> **What the exercise asks**: Print all entries below exactly as they appear.
*** Block opens ***
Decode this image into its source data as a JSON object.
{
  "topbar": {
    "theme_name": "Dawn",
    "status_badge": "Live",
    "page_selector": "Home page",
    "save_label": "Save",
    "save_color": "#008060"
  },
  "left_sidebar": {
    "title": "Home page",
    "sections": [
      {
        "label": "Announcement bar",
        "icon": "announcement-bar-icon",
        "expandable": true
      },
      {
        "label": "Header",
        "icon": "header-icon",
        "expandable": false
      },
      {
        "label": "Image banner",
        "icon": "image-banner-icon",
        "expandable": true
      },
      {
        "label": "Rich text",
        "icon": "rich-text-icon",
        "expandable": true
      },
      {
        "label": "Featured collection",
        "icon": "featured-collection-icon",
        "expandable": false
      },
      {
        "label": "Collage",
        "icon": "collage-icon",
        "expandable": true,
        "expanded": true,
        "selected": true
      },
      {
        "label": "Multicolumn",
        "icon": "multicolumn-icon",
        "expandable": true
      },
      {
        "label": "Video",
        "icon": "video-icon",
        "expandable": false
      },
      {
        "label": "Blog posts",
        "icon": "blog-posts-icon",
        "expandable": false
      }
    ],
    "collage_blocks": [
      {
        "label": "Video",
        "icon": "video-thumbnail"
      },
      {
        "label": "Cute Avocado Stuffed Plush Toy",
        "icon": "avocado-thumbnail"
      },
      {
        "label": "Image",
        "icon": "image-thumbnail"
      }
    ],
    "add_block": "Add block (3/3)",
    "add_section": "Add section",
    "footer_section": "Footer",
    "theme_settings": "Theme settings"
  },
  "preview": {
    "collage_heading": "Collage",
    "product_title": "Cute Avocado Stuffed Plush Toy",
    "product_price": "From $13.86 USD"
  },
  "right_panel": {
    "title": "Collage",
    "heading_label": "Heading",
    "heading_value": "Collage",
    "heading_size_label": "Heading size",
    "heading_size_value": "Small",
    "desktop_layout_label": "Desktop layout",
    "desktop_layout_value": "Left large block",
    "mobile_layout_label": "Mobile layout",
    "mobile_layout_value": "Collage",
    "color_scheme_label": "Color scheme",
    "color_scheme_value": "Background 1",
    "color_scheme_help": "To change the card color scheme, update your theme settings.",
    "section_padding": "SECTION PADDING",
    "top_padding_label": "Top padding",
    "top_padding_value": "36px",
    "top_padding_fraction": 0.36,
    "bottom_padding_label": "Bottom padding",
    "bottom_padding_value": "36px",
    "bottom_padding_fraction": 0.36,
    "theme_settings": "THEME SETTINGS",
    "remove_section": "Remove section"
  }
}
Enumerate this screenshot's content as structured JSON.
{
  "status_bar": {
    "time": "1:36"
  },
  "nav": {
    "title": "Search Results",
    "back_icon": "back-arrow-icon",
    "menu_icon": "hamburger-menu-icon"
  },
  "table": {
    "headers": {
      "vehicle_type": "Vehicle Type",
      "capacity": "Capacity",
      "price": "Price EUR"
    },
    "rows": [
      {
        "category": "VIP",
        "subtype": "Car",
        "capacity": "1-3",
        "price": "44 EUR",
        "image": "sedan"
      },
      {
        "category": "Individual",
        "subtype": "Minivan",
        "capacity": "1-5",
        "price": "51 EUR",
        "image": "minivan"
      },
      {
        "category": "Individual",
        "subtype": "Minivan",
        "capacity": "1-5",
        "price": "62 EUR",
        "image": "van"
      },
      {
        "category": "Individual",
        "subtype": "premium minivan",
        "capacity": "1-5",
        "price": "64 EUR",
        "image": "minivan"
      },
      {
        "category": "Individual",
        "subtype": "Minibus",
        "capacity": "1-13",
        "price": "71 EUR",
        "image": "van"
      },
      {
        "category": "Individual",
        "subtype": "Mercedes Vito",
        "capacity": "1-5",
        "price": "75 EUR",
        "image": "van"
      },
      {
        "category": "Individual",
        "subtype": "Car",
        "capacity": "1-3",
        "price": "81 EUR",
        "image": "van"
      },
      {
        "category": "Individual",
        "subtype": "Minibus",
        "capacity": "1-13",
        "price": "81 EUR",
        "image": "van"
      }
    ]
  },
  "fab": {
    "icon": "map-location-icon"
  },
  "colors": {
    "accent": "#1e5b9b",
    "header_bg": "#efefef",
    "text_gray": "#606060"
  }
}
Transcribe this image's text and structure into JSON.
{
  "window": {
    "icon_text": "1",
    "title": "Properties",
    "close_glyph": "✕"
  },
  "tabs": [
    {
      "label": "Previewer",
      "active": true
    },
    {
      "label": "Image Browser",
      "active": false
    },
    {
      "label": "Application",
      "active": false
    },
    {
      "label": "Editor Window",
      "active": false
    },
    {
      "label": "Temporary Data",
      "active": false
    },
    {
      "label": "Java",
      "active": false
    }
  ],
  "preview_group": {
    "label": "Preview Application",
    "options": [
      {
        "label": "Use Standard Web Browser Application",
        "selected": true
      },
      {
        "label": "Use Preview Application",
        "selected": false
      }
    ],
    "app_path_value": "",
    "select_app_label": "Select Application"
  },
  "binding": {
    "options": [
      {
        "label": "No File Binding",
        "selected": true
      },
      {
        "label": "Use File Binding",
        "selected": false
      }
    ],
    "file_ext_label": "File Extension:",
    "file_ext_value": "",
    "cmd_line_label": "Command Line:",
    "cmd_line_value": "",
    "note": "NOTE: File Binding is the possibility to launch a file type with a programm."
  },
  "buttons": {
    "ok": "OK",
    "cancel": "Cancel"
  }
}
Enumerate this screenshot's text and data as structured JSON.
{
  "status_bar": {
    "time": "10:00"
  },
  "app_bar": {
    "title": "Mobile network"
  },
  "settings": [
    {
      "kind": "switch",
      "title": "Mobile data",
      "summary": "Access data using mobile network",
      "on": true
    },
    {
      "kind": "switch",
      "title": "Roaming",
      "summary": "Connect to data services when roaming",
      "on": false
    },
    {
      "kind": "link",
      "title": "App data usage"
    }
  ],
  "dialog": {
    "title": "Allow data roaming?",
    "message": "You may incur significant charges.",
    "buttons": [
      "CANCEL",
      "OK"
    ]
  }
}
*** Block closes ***
> **Result for this task**:
Decode this image into its source data as a JSON object.
{
  "topbar": {
    "theme_name": "Dawn",
    "status_badge": "Live",
    "page_selector": "Home page",
    "save_label": "Save",
    "save_color": "#008060"
  },
  "left_sidebar": {
    "title": "Home page",
    "sections": [
      {
        "label": "Announcement bar",
        "icon": "announcement-bar-icon",
        "expandable": true
      },
      {
        "label": "Header",
        "icon": "header-icon",
        "expandable": false
      },
      {
        "label": "Image banner",
        "icon": "image-banner-icon",
        "expandable": true
      },
      {
        "label": "Rich text",
        "icon": "rich-text-icon",
        "expandable": true
      },
      {
        "label": "Featured collection",
        "icon": "featured-collection-icon",
        "expandable": false
      },
      {
        "label": "Collage",
        "icon": "collage-icon",
        "expandable": true,
        "expanded": true,
        "selected": true
      },
      {
        "label": "Multicolumn",
        "icon": "multicolumn-icon",
        "expandable": true
      },
      {
        "label": "Video",
        "icon": "video-icon",
        "expandable": false
      },
      {
        "label": "Blog posts",
        "icon": "blog-posts-icon",
        "expandable": false
      }
    ],
    "collage_blocks": [
      {
        "label": "Video",
        "icon": "video-thumbnail"
      },
      {
        "label": "Cute Avocado Stuffed Plush Toy",
        "icon": "avocado-thumbnail"
      },
      {
        "label": "Image",
        "icon": "image-thumbnail"
      }
    ],
    "add_block": "Add block (3/3)",
    "add_section": "Add section",
    "footer_section": "Footer",
    "theme_settings": "Theme settings"
  },
  "preview": {
    "collage_heading": "Collage",
    "product_title": "Cute Avocado Stuffed Plush Toy",
    "product_price": "From $13.86 USD"
  },
  "right_panel": {
    "title": "Collage",
    "heading_label": "Heading",
    "heading_value": "Collage",
    "heading_size_label": "Heading size",
    "heading_size_value": "Small",
    "desktop_layout_label": "Desktop layout",
    "desktop_layout_value": "Left large block",
    "mobile_layout_label": "Mobile layout",
    "mobile_layout_value": "Collage",
    "color_scheme_label": "Color scheme",
    "color_scheme_value": "Background 1",
    "color_scheme_help": "To change the card color scheme, update your theme settings.",
    "section_padding": "SECTION PADDING",
    "top_padding_label": "Top padding",
    "top_padding_value": "36px",
    "top_padding_fraction": 0.36,
    "bottom_padding_label": "Bottom padding",
    "bottom_padding_value": "36px",
    "bottom_padding_fraction": 0.36,
    "theme_settings": "THEME SETTINGS",
    "remove_section": "Remove section"
  }
}
Enumerate this screenshot's content as structured JSON.
{
  "status_bar": {
    "time": "1:36"
  },
  "nav": {
    "title": "Search Results",
    "back_icon": "back-arrow-icon",
    "menu_icon": "hamburger-menu-icon"
  },
  "table": {
    "headers": {
      "vehicle_type": "Vehicle Type",
      "capacity": "Capacity",
      "price": "Price EUR"
    },
    "rows": [
      {
        "category": "VIP",
        "subtype": "Car",
        "capacity": "1-3",
        "price": "44 EUR",
        "image": "sedan"
      },
      {
        "category": "Individual",
        "subtype": "Minivan",
        "capacity": "1-5",
        "price": "51 EUR",
        "image": "minivan"
      },
      {
        "category": "Individual",
        "subtype": "Minivan",
        "capacity": "1-5",
        "price": "62 EUR",
        "image": "van"
      },
      {
        "category": "Individual",
        "subtype": "premium minivan",
        "capacity": "1-5",
        "price": "64 EUR",
        "image": "minivan"
      },
      {
        "category": "Individual",
        "subtype": "Minibus",
        "capacity": "1-13",
        "price": "71 EUR",
        "image": "van"
      },
      {
        "category": "Individual",
        "subtype": "Mercedes Vito",
        "capacity": "1-5",
        "price": "75 EUR",
        "image": "van"
      },
      {
        "category": "Individual",
        "subtype": "Car",
        "capacity": "1-3",
        "price": "81 EUR",
        "image": "van"
      },
      {
        "category": "Individual",
        "subtype": "Minibus",
        "capacity": "1-13",
        "price": "81 EUR",
        "image": "van"
      }
    ]
  },
  "fab": {
    "icon": "map-location-icon"
  },
  "colors": {
    "accent": "#1e5b9b",
    "header_bg": "#efefef",
    "text_gray": "#606060"
  }
}
Transcribe this image's text and structure into JSON.
{
  "window": {
    "icon_text": "1",
    "title": "Properties",
    "close_glyph": "✕"
  },
  "tabs": [
    {
      "label": "Previewer",
      "active": true
    },
    {
      "label": "Image Browser",
      "active": false
    },
    {
      "label": "Application",
      "active": false
    },
    {
      "label": "Editor Window",
      "active": false
    },
    {
      "label": "Temporary Data",
      "active": false
    },
    {
      "label": "Java",
      "active": false
    }
  ],
  "preview_group": {
    "label": "Preview Application",
    "options": [
      {
        "label": "Use Standard Web Browser Application",
        "selected": true
      },
      {
        "label": "Use Preview Application",
        "selected": false
      }
    ],
    "app_path_value": "",
    "select_app_label": "Select Application"
  },
  "binding": {
    "options": [
      {
        "label": "No File Binding",
        "selected": true
      },
      {
        "label": "Use File Binding",
        "selected": false
      }
    ],
    "file_ext_label": "File Extension:",
    "file_ext_value": "",
    "cmd_line_label": "Command Line:",
    "cmd_line_value": "",
    "note": "NOTE: File Binding is the possibility to launch a file type with a programm."
  },
  "buttons": {
    "ok": "OK",
    "cancel": "Cancel"
  }
}
Enumerate this screenshot's text and data as structured JSON.
{
  "status_bar": {
    "time": "10:00"
  },
  "app_bar": {
    "title": "Mobile network"
  },
  "settings": [
    {
      "kind": "switch",
      "title": "Mobile data",
      "summary": "Access data using mobile network",
      "on": true
    },
    {
      "kind": "switch",
      "title": "Roaming",
      "summary": "Connect to data services when roaming",
      "on": false
    },
    {
      "kind": "link",
      "title": "App data usage"
    }
  ],
  "dialog": {
    "title": "Allow data roaming?",
    "message": "You may incur significant charges.",
    "buttons": [
      "CANCEL",
      "OK"
    ]
  }
}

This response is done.